Ultimately, we must slow down and stop the accelerated arming of police and citizens with military weapons of war. We can begin by stopping the importation of foreign-produced assault weapons for the U.S. civilian market, and by removing assault weapons from ordinary police patrols.
Today, Dennis is a practicing attorney and a homeless outreach volunteer. On Thursday mornings, Dennis solves the problem of homelessness in a unique way along with police officers from the Southern California city of Fullerton.
Monday, August 10, 6:00 PM - 8:00 PM Poetry Foundation 61 West Superior Street Free admission In the second of three performances in Cheryl Pope's ...
In a TMFS sketch, we talk to the founder of "Cops Are Always Right."...
The rapid explosion of cell phones, YouTube and Twitter has increased public awareness of police misconduct toward black citizens. As a result, white attitudes are changing and protests led by black activists are accelerating. This may be a moment in our history when real reform is possible.
In response to the recent death of Sandra Bland and the controversy over arrest tactics, Lynch is deeply disheartened that it took such a tragedy to finally bring the topic of officer de-escalation to the forefront.
I learned that sexual minorities experience alarming disparities in interpersonal violence. Knowing this fact didn't make it any easier when I became that statistic myself.
Police officers aren't the only people who lie about crimes. That's not the point. The police are supposed to uphold the law. Criminals are supposed be the ones who break it. We should be able to tell the difference between them.

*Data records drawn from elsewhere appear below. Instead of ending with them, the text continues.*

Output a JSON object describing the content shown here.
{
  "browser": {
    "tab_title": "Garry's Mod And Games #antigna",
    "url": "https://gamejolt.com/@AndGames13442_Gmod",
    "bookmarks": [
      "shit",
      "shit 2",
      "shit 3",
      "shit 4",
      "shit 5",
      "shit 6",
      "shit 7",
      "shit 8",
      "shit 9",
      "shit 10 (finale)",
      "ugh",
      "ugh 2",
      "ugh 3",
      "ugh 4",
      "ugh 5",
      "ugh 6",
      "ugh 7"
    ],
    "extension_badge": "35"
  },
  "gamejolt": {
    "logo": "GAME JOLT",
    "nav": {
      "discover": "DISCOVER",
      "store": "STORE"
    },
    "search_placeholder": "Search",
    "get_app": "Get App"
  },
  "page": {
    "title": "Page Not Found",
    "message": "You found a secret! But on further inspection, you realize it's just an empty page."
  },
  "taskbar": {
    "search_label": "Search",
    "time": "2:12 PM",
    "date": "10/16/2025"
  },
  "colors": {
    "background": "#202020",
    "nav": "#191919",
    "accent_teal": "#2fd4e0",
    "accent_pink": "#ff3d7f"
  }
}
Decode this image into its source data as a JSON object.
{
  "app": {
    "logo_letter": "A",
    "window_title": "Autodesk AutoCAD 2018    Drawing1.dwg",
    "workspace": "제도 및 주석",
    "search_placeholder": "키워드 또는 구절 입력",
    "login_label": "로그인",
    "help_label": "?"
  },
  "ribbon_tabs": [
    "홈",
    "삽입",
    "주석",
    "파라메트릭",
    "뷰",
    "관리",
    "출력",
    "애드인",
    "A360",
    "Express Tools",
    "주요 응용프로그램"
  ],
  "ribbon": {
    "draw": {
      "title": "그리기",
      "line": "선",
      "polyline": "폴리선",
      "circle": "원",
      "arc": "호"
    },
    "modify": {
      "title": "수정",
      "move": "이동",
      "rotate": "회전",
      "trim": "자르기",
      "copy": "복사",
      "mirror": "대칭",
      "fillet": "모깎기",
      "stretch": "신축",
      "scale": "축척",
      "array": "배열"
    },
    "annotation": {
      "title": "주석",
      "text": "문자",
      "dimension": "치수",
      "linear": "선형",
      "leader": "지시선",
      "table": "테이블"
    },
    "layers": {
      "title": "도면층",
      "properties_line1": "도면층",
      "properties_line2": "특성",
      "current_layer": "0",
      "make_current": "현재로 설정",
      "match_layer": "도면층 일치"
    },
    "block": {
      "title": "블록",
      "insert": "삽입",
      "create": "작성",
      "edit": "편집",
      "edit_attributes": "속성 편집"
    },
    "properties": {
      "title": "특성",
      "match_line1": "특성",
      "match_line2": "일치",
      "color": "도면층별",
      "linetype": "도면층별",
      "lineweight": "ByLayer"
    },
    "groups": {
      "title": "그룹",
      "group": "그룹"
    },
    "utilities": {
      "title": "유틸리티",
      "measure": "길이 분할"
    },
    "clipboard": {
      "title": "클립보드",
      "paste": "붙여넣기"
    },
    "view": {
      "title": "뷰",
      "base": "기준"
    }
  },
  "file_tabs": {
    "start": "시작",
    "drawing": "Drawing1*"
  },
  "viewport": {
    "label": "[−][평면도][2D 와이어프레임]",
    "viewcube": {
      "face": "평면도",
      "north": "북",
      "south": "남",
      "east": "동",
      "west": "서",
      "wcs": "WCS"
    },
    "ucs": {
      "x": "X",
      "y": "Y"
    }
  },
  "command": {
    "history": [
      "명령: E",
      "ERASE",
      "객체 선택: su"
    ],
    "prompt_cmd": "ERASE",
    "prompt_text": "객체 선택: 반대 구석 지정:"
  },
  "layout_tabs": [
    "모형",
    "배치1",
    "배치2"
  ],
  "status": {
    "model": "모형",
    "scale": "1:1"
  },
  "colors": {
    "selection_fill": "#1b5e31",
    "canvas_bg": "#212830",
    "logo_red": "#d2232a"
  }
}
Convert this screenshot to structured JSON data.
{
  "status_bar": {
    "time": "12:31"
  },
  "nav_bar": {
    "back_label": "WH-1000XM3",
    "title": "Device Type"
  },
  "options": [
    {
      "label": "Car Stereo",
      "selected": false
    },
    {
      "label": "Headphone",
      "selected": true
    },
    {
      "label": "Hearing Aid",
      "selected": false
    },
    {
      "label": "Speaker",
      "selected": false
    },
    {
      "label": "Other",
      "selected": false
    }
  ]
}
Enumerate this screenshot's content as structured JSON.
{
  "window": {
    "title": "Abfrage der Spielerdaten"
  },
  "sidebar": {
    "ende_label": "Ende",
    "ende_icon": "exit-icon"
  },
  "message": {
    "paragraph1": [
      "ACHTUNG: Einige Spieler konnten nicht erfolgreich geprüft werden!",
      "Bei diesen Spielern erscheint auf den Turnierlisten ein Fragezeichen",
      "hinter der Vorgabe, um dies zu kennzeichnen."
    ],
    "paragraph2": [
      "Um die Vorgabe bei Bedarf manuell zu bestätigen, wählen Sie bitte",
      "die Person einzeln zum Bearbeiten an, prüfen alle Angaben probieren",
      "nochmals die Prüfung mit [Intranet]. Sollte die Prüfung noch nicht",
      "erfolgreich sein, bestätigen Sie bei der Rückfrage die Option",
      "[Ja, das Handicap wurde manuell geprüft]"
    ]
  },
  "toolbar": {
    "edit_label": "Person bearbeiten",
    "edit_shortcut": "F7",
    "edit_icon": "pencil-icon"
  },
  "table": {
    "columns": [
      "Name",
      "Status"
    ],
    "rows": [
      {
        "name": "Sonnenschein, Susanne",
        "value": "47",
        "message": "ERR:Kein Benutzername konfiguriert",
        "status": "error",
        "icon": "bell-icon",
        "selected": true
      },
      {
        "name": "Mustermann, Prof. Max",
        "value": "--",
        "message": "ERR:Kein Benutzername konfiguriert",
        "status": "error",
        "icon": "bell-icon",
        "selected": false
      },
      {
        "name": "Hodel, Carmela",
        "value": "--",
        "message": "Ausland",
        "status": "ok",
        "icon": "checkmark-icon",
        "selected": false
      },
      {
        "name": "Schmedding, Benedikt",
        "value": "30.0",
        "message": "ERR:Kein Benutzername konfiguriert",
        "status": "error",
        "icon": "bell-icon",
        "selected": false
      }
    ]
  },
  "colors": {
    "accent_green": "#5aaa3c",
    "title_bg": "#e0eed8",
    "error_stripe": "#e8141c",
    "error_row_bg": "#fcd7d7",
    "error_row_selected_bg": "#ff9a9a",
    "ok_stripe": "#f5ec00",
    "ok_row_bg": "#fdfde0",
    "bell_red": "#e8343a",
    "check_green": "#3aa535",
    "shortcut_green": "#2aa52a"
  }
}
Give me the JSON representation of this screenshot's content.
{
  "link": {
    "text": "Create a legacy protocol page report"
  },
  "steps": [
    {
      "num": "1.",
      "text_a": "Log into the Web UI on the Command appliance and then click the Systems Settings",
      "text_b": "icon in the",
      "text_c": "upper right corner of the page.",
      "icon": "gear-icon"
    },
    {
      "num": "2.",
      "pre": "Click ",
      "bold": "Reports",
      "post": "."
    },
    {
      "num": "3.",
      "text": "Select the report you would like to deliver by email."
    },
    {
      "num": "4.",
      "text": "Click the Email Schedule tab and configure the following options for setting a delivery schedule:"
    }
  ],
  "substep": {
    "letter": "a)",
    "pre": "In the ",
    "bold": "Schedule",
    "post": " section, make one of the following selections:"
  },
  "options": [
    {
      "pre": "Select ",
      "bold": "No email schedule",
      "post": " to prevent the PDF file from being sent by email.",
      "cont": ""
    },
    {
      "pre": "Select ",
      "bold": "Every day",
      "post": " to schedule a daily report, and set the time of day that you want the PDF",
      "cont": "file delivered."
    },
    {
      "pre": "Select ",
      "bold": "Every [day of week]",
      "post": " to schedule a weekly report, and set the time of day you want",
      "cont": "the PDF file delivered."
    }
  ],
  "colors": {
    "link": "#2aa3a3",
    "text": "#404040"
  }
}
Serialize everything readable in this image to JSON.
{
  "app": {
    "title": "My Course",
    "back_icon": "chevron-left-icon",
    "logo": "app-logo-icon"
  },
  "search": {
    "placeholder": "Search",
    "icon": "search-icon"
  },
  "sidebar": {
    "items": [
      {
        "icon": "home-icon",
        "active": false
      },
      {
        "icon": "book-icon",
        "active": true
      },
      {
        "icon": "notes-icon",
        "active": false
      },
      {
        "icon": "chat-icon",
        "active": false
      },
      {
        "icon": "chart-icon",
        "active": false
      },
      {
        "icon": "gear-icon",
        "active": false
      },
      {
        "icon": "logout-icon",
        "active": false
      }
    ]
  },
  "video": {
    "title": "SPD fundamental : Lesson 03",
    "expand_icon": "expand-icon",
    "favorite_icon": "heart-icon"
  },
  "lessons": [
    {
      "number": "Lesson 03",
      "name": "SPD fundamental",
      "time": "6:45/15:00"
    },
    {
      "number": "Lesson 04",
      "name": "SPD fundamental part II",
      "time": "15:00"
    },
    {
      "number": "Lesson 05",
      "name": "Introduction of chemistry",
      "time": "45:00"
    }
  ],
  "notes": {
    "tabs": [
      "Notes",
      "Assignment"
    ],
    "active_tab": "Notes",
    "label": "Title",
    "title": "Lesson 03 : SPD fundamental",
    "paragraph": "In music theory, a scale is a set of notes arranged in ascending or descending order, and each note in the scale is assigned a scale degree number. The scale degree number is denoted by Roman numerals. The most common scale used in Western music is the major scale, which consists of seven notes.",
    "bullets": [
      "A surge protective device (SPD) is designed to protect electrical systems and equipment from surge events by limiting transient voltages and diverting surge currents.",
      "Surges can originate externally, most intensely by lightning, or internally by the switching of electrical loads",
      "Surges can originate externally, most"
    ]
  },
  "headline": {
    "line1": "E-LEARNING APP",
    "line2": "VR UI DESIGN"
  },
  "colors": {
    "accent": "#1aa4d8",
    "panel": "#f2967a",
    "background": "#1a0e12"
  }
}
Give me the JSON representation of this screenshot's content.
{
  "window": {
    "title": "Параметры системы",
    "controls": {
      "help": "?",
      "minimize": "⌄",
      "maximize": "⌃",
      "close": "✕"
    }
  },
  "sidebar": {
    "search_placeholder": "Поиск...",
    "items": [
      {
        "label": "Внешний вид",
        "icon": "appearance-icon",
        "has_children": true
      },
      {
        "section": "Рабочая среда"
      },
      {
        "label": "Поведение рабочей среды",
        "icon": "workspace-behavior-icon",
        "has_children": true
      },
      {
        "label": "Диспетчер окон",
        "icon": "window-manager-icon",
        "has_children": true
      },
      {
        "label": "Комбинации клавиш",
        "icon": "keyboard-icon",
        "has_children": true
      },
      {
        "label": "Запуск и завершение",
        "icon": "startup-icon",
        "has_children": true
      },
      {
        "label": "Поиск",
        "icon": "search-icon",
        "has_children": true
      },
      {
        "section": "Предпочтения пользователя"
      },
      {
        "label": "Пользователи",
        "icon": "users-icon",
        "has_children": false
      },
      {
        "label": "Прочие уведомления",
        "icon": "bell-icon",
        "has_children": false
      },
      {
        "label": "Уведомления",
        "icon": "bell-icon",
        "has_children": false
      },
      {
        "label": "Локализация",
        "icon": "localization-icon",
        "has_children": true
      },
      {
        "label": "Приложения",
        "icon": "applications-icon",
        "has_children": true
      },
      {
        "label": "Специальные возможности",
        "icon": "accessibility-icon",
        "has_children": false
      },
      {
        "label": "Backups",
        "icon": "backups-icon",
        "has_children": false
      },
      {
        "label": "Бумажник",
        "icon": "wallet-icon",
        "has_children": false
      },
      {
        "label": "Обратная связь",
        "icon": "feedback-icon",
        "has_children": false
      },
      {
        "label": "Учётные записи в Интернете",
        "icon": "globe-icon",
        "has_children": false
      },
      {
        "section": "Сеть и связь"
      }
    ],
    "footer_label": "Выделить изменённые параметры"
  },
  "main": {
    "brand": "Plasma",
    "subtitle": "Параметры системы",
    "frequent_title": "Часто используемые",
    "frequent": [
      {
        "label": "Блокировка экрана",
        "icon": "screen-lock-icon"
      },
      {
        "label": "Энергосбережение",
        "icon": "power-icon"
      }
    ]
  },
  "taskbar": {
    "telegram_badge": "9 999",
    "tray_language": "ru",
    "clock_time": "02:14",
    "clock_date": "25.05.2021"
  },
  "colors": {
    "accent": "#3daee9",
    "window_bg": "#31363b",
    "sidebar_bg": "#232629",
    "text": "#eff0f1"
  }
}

South African Archbishop Desmond Tutu, one of the world's leading peace and justice advocates, has called Bryan Stevenson "America's Nelson Mandela." He has gotten innocent men off death row, successfully argued before the U.S. Supreme Court multiple times, including to ban "death sentences."
From the moment those lights start flashing and that siren goes off, we're all in the same boat: we must pull over. However, it's what happens after you've been pulled over that's critical.
If we hope to prevent violent crime in the US, we cannot constantly blame our problems on newcomers to our nation.
I'll preface by saying that I can only answer as a former officer; I could pretend to be able to retrospectively muse about what I'd have said when I was on patrol, but that's all it would be.
While police brutality affects people of all races and backgrounds in the U.S., it's important to note that black citizens face a unique experience within America's criminal justice system, just as they've faced a unique state of affairs for centuries in the United States.
Some people just shouldn't be police officers. It's a sad fact. They don't have the right temperament, the right attitude, nor are they capable of separating their personal feelings from their profession.
Justice cannot breathe when Black men and boys and women and girls are routinely profiled, abused, arrested, and killed with impunity by police officers. We must stop this. We must protect the lives of our young people -- all of them.